EXERCISE DATA Block Start
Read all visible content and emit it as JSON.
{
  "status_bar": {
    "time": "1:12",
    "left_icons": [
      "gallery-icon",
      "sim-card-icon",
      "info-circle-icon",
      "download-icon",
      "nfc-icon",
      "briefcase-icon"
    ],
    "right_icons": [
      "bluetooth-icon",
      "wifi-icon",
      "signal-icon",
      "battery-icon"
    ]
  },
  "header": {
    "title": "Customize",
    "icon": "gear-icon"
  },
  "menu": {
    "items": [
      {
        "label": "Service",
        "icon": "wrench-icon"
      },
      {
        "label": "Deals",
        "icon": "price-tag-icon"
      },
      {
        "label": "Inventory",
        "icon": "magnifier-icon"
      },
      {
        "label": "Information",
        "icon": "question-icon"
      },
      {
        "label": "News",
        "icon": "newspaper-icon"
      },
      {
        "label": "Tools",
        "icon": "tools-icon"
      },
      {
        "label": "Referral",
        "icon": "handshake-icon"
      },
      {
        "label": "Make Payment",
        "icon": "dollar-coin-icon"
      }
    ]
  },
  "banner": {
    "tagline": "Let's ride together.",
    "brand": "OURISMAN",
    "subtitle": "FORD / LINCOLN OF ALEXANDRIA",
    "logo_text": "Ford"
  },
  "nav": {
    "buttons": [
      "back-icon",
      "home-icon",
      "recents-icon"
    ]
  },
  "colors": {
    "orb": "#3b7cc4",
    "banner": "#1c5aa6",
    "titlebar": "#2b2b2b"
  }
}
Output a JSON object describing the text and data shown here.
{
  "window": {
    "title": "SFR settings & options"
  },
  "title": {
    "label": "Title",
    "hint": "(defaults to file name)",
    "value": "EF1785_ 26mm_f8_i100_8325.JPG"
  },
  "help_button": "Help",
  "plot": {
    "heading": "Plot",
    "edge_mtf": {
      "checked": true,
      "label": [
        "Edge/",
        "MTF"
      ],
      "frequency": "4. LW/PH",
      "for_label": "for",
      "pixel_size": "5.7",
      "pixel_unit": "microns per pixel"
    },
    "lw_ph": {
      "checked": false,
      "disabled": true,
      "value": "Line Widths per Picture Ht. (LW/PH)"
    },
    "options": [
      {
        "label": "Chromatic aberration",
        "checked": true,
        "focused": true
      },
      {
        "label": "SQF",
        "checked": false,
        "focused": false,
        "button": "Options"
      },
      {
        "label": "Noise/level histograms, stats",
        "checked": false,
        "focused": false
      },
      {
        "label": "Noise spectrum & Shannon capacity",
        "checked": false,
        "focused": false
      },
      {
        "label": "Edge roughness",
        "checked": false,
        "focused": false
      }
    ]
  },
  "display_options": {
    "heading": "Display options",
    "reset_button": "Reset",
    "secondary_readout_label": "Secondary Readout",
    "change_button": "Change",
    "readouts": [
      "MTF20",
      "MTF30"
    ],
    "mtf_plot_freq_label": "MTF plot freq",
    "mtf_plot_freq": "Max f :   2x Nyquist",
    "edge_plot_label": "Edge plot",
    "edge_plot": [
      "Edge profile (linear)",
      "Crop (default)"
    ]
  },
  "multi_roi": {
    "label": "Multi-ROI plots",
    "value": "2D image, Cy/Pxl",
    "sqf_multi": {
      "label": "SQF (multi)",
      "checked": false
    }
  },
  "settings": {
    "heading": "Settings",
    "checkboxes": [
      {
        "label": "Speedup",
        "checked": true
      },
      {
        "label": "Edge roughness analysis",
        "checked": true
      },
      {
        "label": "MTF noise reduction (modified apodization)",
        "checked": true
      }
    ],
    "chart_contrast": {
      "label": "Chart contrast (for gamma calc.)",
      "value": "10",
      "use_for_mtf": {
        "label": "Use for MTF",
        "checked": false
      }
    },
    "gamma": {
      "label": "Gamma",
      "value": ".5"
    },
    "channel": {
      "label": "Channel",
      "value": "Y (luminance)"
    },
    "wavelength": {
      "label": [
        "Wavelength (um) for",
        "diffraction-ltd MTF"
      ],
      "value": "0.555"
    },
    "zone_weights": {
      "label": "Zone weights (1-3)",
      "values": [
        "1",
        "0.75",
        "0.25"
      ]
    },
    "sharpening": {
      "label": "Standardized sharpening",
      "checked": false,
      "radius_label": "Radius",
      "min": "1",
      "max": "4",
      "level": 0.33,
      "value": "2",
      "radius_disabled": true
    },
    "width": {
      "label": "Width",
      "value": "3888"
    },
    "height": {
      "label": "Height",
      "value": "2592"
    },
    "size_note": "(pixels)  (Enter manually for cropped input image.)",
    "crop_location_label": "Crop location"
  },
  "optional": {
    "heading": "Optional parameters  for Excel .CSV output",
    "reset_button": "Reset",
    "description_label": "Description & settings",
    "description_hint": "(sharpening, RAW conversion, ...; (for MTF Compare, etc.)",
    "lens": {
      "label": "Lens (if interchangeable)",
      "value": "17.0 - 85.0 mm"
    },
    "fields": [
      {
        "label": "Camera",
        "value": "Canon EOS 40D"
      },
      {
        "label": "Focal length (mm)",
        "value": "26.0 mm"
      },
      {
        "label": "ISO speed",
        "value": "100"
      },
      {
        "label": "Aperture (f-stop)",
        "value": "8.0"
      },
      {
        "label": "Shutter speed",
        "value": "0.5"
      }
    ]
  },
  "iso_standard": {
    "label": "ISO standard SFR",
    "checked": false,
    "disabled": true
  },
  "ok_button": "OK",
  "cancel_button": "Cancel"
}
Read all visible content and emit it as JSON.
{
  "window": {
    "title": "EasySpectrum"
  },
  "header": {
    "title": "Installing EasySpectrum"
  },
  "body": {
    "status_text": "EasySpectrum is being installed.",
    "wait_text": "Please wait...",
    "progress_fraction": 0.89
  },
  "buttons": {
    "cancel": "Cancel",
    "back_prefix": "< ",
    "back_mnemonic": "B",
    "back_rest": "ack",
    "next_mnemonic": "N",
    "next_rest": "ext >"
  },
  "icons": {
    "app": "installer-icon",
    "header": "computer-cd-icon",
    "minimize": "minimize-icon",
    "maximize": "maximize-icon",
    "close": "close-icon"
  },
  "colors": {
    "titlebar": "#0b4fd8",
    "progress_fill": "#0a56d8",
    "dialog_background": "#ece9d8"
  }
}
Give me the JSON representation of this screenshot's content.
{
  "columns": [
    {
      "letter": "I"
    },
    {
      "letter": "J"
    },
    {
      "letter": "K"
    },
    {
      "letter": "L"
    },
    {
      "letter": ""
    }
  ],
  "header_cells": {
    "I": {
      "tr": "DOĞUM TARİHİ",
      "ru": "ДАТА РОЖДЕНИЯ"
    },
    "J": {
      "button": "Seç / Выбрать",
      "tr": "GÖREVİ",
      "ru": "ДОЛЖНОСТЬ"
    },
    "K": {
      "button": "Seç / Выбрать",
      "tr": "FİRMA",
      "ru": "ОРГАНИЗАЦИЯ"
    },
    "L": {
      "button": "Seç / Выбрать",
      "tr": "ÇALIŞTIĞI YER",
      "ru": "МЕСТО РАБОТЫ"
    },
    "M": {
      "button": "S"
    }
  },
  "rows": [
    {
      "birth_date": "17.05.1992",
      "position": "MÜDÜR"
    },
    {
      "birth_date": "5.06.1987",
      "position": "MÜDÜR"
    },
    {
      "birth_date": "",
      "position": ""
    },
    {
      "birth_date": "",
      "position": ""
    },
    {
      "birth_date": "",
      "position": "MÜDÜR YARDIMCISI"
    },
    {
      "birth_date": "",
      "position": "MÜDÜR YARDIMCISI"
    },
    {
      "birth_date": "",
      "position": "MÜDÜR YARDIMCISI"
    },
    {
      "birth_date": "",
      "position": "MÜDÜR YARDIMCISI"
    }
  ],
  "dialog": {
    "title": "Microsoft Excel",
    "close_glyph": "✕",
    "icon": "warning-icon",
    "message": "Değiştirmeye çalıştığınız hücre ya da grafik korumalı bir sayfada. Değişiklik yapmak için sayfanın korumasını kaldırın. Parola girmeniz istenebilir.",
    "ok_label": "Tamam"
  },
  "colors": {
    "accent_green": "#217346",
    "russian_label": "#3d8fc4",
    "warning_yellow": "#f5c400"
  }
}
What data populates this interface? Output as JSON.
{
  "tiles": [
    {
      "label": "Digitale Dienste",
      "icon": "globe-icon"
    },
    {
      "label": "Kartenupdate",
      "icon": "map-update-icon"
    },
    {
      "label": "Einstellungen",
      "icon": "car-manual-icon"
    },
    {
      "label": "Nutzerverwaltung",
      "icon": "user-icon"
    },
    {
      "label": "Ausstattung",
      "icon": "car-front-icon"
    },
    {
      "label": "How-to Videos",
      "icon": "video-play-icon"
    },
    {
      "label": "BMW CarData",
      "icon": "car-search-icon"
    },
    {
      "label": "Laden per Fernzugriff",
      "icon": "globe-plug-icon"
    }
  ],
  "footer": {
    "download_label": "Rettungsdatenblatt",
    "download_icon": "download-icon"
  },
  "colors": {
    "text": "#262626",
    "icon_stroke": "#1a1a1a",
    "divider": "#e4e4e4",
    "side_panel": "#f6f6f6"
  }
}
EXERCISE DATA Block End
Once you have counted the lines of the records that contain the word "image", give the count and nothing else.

2